In light of previously stated facts it is clear that current policy has an extensive detrimental effect on refugees and asylum seekers. Not only are Australia’s policies are financially unsustainable, but also cause significant and long-lasting harm. AFRAM is asking politicians and their parties to ensure we adhere to our commitment to UN Refugee Convention and remains committed to advocating for refugees and asylum seekers to ensure that they are treated fairly and humanely.



We are asking Australian Parliamentarians to:

  1. Acknowledge the impact Australia’s deterrence policies are having on the mental health of asylum seekers and refugees
  2. Avoid punitive deterrence policies regarding the treatment of asylum seekers that amplify mental health trauma. This includes ceasing prolonged or indefinite mandatory detention, offshore processing and temporary protection visas.
  3. Honour its obligations under the Declaration of Human Rights and UN Refugee Convention and recognise national and international law when making decisions regarding policy that impact on refugee and asylum seeker health;
  4. Provide leadership by accurately informing the public about the global state of refugee movement, rights of refugees under the Refugee Convention and the welfare and treatment of asylum seekers and refugees in Australia.
  5. Ensure accountability and transparency in all activities relating to the processing and detention of refugees and asylum seekers;
  6. Until alternatives, such as community detention, can be implemented, minimise the detrimental health impacts of detention by:
  7. Actively seeking alternatives for detention of asylum seekers;
  8. Implementing a legally binding maximum time to be spent in detention and minimising the time spent in detention facilities to reduce health impact;
  9. Enhancing available mental health services, including training healthcare professionals working in detention to recognize and treat victims of torture and trauma, and respond appropriately to those in danger of self-harm and mental illness;
  10. Ensuring adequate health and living standards at all detention facilities, including offshore detention centres;
  11. Ensuring that detention of any child is used only as a last resort for the shortest possible time and immediately removing all unaccompanied minors from places of detention;
  12. Reinstate the Immigration Health Advisory group
  13. Institute interventions to address social and environmental factors contributing to poor health outcomes, including housing, employment and education; which may act as determinants of the health of refugees and asylum seekers;
  14. Establish an independent national preventative mechanism with power to investigate and advise on the health status of refugees and asylum seekers under Australia’s care, consistent with the recommendations of the Australian Human Rights Commission;
  15. Support further research into the health impacts of the challenges faced by and policies applicable to refugees and asylum seekers and
  16. Support the State governments in improving availability and accessibility of mental health support services for both asylum seekers and refugees in and out of detention.

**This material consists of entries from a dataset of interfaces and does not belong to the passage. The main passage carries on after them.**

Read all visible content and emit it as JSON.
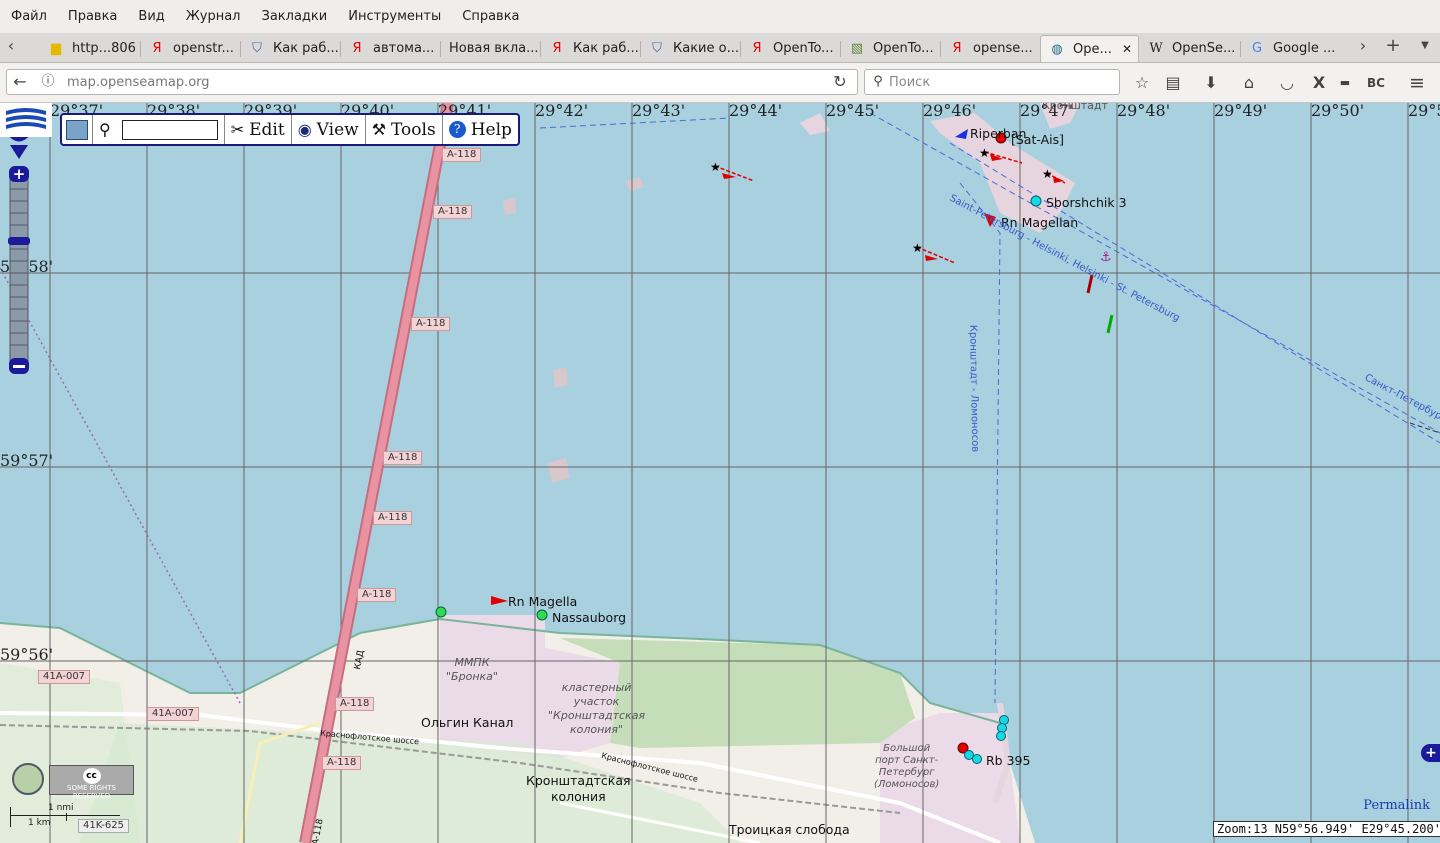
{
  "menubar": {
    "items": [
      "Файл",
      "Правка",
      "Вид",
      "Журнал",
      "Закладки",
      "Инструменты",
      "Справка"
    ]
  },
  "tabs": [
    {
      "label": "http...806",
      "icon": "folder-icon",
      "active": false
    },
    {
      "label": "openstr...",
      "icon": "yandex-icon",
      "active": false
    },
    {
      "label": "Как раб...",
      "icon": "shield-icon",
      "active": false
    },
    {
      "label": "автома...",
      "icon": "yandex-icon",
      "active": false
    },
    {
      "label": "Новая вкла...",
      "icon": "",
      "active": false
    },
    {
      "label": "Как раб...",
      "icon": "yandex-icon",
      "active": false
    },
    {
      "label": "Какие о...",
      "icon": "shield-icon",
      "active": false
    },
    {
      "label": "OpenTo...",
      "icon": "yandex-icon",
      "active": false
    },
    {
      "label": "OpenTo...",
      "icon": "map-icon",
      "active": false
    },
    {
      "label": "opense...",
      "icon": "yandex-icon",
      "active": false
    },
    {
      "label": "Ope...",
      "icon": "globe-icon",
      "active": true
    },
    {
      "label": "OpenSe...",
      "icon": "wikipedia-icon",
      "active": false
    },
    {
      "label": "Google ...",
      "icon": "translate-icon",
      "active": false
    }
  ],
  "navbar": {
    "url": "map.openseamap.org",
    "search_placeholder": "Поиск"
  },
  "map": {
    "longitudes": [
      "29°37'",
      "29°38'",
      "29°39'",
      "29°40'",
      "29°41'",
      "29°42'",
      "29°43'",
      "29°44'",
      "29°45'",
      "29°46'",
      "29°47'",
      "29°48'",
      "29°49'",
      "29°50'",
      "29°5"
    ],
    "latitudes": [
      "59°58'",
      "59°57'",
      "59°56'"
    ],
    "toolbar": {
      "edit": "Edit",
      "view": "View",
      "tools": "Tools",
      "help": "Help"
    },
    "road_shields": [
      "A-118",
      "A-118",
      "A-118",
      "A-118",
      "A-118",
      "A-118",
      "A-118",
      "A-118",
      "A-118",
      "41A-007",
      "41A-007",
      "41K-625"
    ],
    "vessels": [
      {
        "name": "Riperban",
        "color": "#1a2ee0"
      },
      {
        "name": "[Sat-Ais]",
        "color": "#e00000"
      },
      {
        "name": "Sborshchik 3",
        "color": "#18d8e8"
      },
      {
        "name": "Rn Magellan",
        "color": "#e00000"
      },
      {
        "name": "Rn Magella",
        "color": "#e00000"
      },
      {
        "name": "Nassauborg",
        "color": "#2edc5a"
      },
      {
        "name": "Rb 395",
        "color": "#18d8e8"
      }
    ],
    "place_labels": {
      "mmpk": "ММПК\n\"Бронка\"",
      "olgin": "Ольгин Канал",
      "cluster": "кластерный\nучасток\n\"Кронштадтская\nколония\"",
      "kronshtadt_colony": "Кронштадтская\nколония",
      "port": "Большой\nпорт Санкт-\nПетербург\n(Ломоносов)",
      "troitskaya": "Троицкая слобода",
      "road1": "Краснофлотское шоссе",
      "road2": "Краснофлотское шоссе",
      "kad": "КАД",
      "route1": "Saint-Petersburg - Helsinki, Helsinki - St. Petersburg",
      "route2": "Кронштадт - Ломоносов",
      "route3": "Санкт-Петербург",
      "island": "Кронштадт"
    },
    "permalink": "Permalink",
    "zoom_info": "Zoom:13 N59°56.949' E29°45.200'",
    "cc_badge": "SOME RIGHTS RESERVED",
    "scale": {
      "nmi": "1 nmi",
      "km": "1 km"
    },
    "colors": {
      "water": "#a9d0df",
      "land": "#f2efe9",
      "industrial": "#ebdbe8",
      "motorway": "#e892a2",
      "grid": "#666666"
    }
  }
}
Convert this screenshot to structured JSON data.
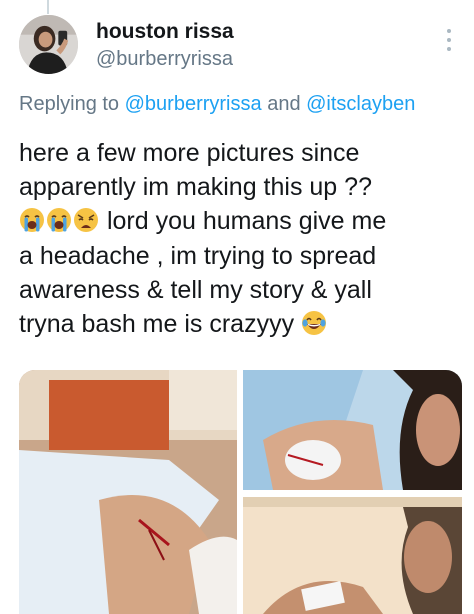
{
  "author": {
    "display_name": "houston rissa",
    "handle": "@burberryrissa",
    "avatar_icon": "profile-photo"
  },
  "reply": {
    "prefix": "Replying to ",
    "mention_1": "@burberryrissa",
    "conjunction": " and ",
    "mention_2": "@itsclayben"
  },
  "tweet": {
    "line_1": "here a few more pictures since",
    "line_2": "apparently im making this up ??",
    "line_3_text": " lord you humans give me",
    "line_4": "a headache , im trying to spread",
    "line_5": "awareness & tell my story & yall",
    "line_6_text": "tryna bash me is crazyyy ",
    "emojis_line_3": [
      "loudly-crying-face",
      "loudly-crying-face",
      "weary-face"
    ],
    "emoji_line_6": "face-with-tears-of-joy"
  },
  "more_icon": "more-vertical",
  "media": {
    "count": 3,
    "tiles": [
      "photo-wound-arm",
      "photo-shoulder-bandage",
      "photo-arm-dressing"
    ]
  },
  "colors": {
    "text": "#14171a",
    "secondary": "#657786",
    "link": "#1da1f2",
    "emoji_yellow": "#f6c344",
    "tear_blue": "#4fa3e0"
  }
}
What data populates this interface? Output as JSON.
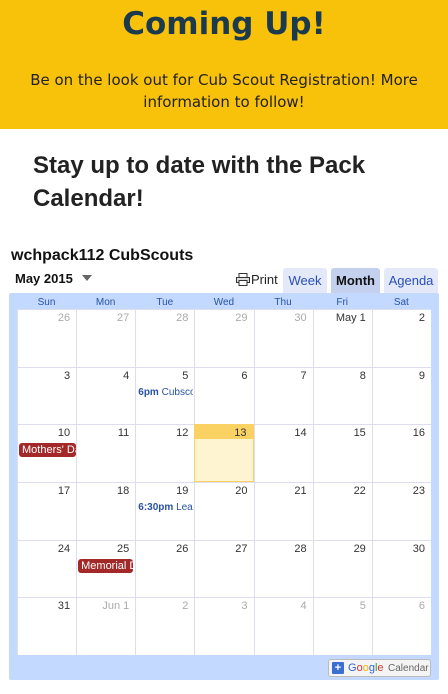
{
  "banner": {
    "title": "Coming Up!",
    "text": "Be on the look out for Cub Scout Registration! More information to follow!",
    "bg_color": "#f8c10a"
  },
  "section": {
    "heading": "Stay up to date with the Pack Calendar!"
  },
  "calendar": {
    "name": "wchpack112 CubScouts",
    "month_label": "May 2015",
    "print_label": "Print",
    "tabs": [
      {
        "label": "Week",
        "active": false
      },
      {
        "label": "Month",
        "active": true
      },
      {
        "label": "Agenda",
        "active": false
      }
    ],
    "weekdays": [
      "Sun",
      "Mon",
      "Tue",
      "Wed",
      "Thu",
      "Fri",
      "Sat"
    ],
    "weeks": [
      [
        {
          "d": "26",
          "other": true
        },
        {
          "d": "27",
          "other": true
        },
        {
          "d": "28",
          "other": true
        },
        {
          "d": "29",
          "other": true
        },
        {
          "d": "30",
          "other": true
        },
        {
          "d": "May 1"
        },
        {
          "d": "2"
        }
      ],
      [
        {
          "d": "3"
        },
        {
          "d": "4"
        },
        {
          "d": "5",
          "event": {
            "kind": "timed",
            "time": "6pm",
            "title": "Cubscouts"
          }
        },
        {
          "d": "6"
        },
        {
          "d": "7"
        },
        {
          "d": "8"
        },
        {
          "d": "9"
        }
      ],
      [
        {
          "d": "10",
          "event": {
            "kind": "allday",
            "title": "Mothers' Day"
          }
        },
        {
          "d": "11"
        },
        {
          "d": "12"
        },
        {
          "d": "13",
          "today": true
        },
        {
          "d": "14"
        },
        {
          "d": "15"
        },
        {
          "d": "16"
        }
      ],
      [
        {
          "d": "17"
        },
        {
          "d": "18"
        },
        {
          "d": "19",
          "event": {
            "kind": "timed",
            "time": "6:30pm",
            "title": "Leaders"
          }
        },
        {
          "d": "20"
        },
        {
          "d": "21"
        },
        {
          "d": "22"
        },
        {
          "d": "23"
        }
      ],
      [
        {
          "d": "24"
        },
        {
          "d": "25",
          "event": {
            "kind": "allday",
            "title": "Memorial Day"
          }
        },
        {
          "d": "26"
        },
        {
          "d": "27"
        },
        {
          "d": "28"
        },
        {
          "d": "29"
        },
        {
          "d": "30"
        }
      ],
      [
        {
          "d": "31"
        },
        {
          "d": "Jun 1",
          "other": true
        },
        {
          "d": "2",
          "other": true
        },
        {
          "d": "3",
          "other": true
        },
        {
          "d": "4",
          "other": true
        },
        {
          "d": "5",
          "other": true
        },
        {
          "d": "6",
          "other": true
        }
      ]
    ],
    "footer_button": {
      "brand": "Google",
      "label": "Calendar",
      "icon": "plus-icon"
    },
    "colors": {
      "frame": "#c3d9ff",
      "event_chip": "#a32929",
      "today": "#fad163",
      "link": "#2952a3"
    }
  }
}
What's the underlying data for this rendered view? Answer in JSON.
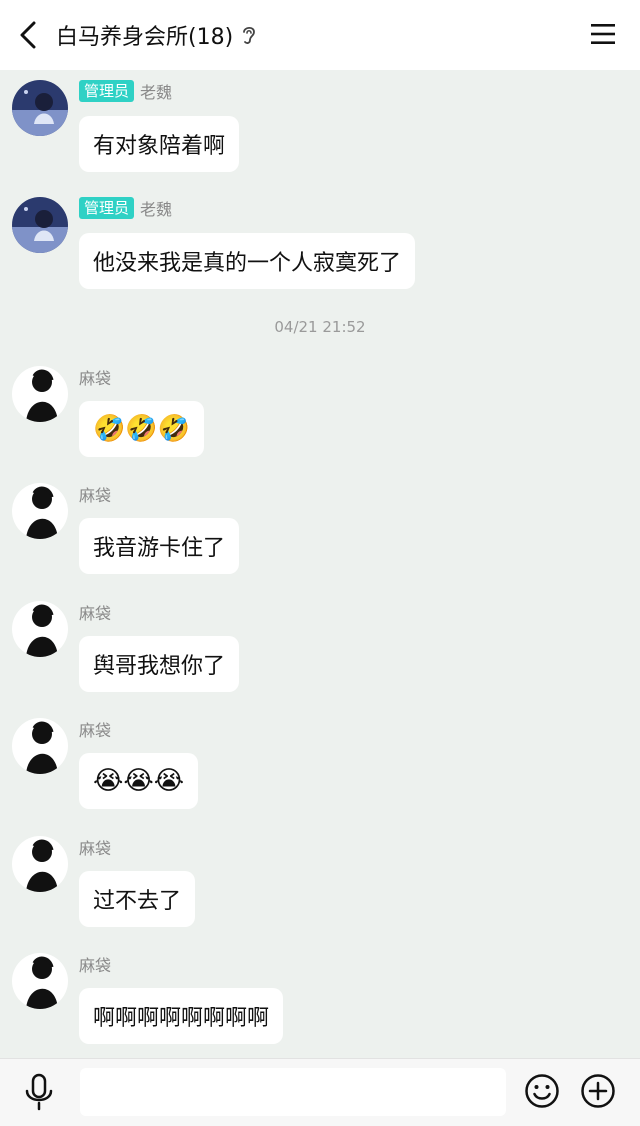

This includes assessment of their mental health, adequate access to mental health professionals and appropriately trained service staff.